Record set:
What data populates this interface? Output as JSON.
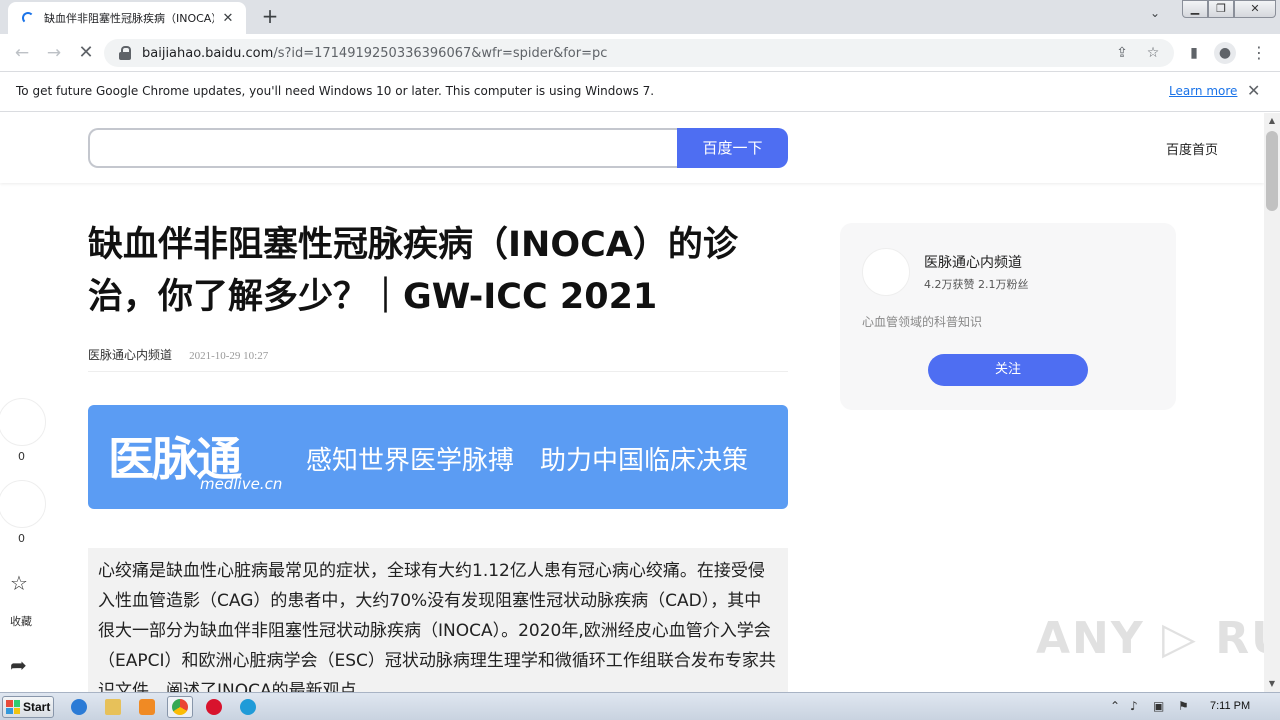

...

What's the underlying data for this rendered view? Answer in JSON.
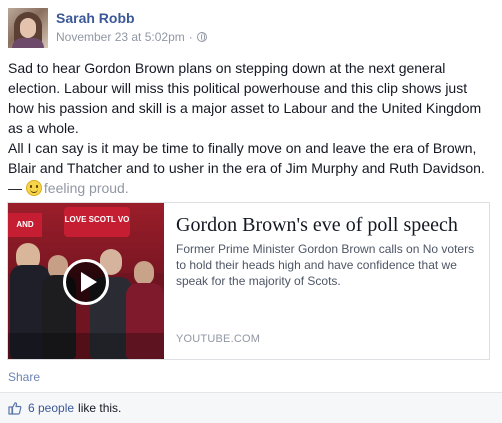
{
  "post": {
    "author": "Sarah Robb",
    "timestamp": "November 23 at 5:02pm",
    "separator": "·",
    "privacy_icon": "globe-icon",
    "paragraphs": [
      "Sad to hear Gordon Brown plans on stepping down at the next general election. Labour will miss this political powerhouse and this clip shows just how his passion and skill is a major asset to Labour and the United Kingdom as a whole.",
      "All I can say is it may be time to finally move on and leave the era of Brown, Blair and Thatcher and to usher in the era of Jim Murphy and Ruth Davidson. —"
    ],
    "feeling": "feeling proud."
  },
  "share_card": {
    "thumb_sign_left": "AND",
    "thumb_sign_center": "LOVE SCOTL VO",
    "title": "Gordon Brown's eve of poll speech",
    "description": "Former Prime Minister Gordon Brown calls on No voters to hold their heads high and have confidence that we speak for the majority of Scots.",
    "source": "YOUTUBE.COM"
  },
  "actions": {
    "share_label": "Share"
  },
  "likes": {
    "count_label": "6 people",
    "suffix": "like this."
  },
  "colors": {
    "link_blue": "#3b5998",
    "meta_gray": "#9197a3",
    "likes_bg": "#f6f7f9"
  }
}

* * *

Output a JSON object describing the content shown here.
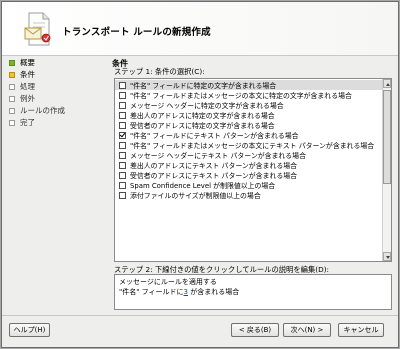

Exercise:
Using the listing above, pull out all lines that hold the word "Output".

Exercise result:
What data populates this interface? Output as JSON.
Output a JSON object describing the content shown here.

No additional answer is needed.